AIGO has provided a SATA powered A-RGB controller. Users can connect up to 4x A-RGB devices to this controller. There is also a provision of connecting PC Case’ reset cable to this controller and control RGB lighting using Reset switch. Alternatively, this controller can be connected to the motherboard’s RGB header (5V) and switch control to the motherboard for RGB lighting control. AIGO is using standard RGB connectors which makes this unit compatible with RGB sync technologies of various motherboard manufacturers.
Speaking of the installation, you will have to hold the block on CPU and at the same time use the other hand to pass the spring-loaded screws through the mounting bracket toward the socket’s standoffs. This might be nothing for experienced users but novice users may find it somewhat challenging. Installation on Intel platform would require a total of 7 items.

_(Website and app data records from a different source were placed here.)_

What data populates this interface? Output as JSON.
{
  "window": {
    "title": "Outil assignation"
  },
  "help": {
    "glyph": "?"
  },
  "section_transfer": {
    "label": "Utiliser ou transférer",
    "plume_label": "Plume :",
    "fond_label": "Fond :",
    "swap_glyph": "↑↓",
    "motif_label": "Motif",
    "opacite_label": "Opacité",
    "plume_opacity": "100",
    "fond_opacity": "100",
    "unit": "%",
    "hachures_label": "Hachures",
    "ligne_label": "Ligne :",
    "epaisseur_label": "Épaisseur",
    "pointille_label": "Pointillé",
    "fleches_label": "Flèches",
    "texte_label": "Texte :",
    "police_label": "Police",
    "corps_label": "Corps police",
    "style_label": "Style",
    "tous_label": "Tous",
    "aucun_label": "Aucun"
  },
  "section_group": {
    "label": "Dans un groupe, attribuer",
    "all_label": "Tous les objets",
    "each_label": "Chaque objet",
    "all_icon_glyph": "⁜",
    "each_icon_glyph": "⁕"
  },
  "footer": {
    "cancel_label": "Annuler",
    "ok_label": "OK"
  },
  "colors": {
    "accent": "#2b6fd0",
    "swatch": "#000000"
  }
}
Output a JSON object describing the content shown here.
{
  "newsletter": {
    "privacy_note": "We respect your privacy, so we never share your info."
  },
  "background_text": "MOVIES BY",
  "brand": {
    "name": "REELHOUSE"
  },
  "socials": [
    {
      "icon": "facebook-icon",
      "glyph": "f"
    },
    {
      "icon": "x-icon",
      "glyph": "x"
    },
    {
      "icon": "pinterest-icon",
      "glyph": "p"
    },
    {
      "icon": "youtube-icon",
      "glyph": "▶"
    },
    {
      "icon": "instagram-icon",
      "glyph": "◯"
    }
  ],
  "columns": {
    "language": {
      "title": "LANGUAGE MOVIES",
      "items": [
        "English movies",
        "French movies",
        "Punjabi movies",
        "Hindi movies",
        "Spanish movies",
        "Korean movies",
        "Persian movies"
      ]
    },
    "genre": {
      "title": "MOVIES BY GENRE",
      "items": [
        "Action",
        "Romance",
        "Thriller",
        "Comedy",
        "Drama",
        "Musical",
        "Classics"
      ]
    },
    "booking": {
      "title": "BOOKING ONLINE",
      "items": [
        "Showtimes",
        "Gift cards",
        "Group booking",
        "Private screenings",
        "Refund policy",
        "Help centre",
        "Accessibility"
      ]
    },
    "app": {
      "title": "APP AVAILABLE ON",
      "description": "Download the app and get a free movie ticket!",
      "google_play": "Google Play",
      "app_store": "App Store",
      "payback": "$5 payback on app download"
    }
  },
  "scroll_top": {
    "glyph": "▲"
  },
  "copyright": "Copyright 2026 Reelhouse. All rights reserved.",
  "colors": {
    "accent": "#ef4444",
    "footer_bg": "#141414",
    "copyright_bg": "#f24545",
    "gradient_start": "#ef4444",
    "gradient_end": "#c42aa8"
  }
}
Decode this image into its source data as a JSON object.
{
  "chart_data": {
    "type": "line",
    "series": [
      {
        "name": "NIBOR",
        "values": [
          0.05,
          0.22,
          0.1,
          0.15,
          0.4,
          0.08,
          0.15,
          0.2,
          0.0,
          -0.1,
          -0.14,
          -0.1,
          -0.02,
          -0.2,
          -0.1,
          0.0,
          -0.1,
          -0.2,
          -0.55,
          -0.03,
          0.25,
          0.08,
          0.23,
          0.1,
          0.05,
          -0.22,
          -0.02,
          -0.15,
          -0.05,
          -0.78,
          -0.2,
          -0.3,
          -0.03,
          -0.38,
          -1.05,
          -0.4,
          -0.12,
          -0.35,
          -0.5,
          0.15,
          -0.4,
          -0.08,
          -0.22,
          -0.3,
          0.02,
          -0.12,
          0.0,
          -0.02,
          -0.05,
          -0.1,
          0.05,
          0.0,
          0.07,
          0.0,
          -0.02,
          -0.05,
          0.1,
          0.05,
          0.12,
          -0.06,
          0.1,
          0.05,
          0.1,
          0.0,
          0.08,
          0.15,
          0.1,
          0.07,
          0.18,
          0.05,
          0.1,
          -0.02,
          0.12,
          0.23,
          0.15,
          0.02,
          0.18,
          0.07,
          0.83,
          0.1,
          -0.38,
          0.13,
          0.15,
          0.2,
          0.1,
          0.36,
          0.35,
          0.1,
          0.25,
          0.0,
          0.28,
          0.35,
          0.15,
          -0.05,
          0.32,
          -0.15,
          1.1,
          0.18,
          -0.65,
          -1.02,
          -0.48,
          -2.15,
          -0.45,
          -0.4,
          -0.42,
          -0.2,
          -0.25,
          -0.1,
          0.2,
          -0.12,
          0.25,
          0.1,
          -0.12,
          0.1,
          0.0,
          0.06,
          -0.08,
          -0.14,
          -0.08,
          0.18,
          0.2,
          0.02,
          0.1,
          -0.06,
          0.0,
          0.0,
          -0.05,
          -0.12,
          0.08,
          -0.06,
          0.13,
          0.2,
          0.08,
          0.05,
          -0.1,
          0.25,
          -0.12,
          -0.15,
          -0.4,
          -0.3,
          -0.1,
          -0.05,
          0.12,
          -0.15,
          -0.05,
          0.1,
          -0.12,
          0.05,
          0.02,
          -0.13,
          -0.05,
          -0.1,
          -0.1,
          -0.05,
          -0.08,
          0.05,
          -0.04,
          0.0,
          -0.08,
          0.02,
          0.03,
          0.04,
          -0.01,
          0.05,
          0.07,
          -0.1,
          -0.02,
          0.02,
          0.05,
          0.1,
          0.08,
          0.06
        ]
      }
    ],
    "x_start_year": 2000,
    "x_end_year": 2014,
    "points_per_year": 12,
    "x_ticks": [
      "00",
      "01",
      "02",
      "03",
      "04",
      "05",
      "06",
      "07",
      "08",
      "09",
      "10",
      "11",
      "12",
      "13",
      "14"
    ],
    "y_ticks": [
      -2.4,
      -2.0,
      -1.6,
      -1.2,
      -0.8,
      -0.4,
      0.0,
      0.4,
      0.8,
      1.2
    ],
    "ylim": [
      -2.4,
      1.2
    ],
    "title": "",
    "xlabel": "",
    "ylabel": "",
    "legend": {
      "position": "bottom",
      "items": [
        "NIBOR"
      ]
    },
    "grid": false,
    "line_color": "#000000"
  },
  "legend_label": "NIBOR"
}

The online listed price of AIGO AT360 Black on the manufacturer’s website is USD 160.99/- We are not sure about the warranty of this unit. This unit has performed quite well in our testing and comes closer to the be quiet! Pure Loop 2 FX 360 cooler. The fans are loud and you can use a custom fan curve to adjust the speed as per the load which would lower the noise. The build quality is fine as well. We contacted customer support online and guess what, there has been no reply yet. If this is so, then I have a big question mark about their warranty claim process. It is not the product but the customer service that makes or breaks the brand. That is simple and so far this Chinese brand is disappointing from this perspective.
- Decent Thermal Performance
- Infinity Mirror Design
- A-RGB Lighting Effects
- Dedicated A-RGB Controller
- Standard RGB Connectors
- Metal-Reinforced Bearing Shell
- Block Top is not Rotatable
- No response from Customer Support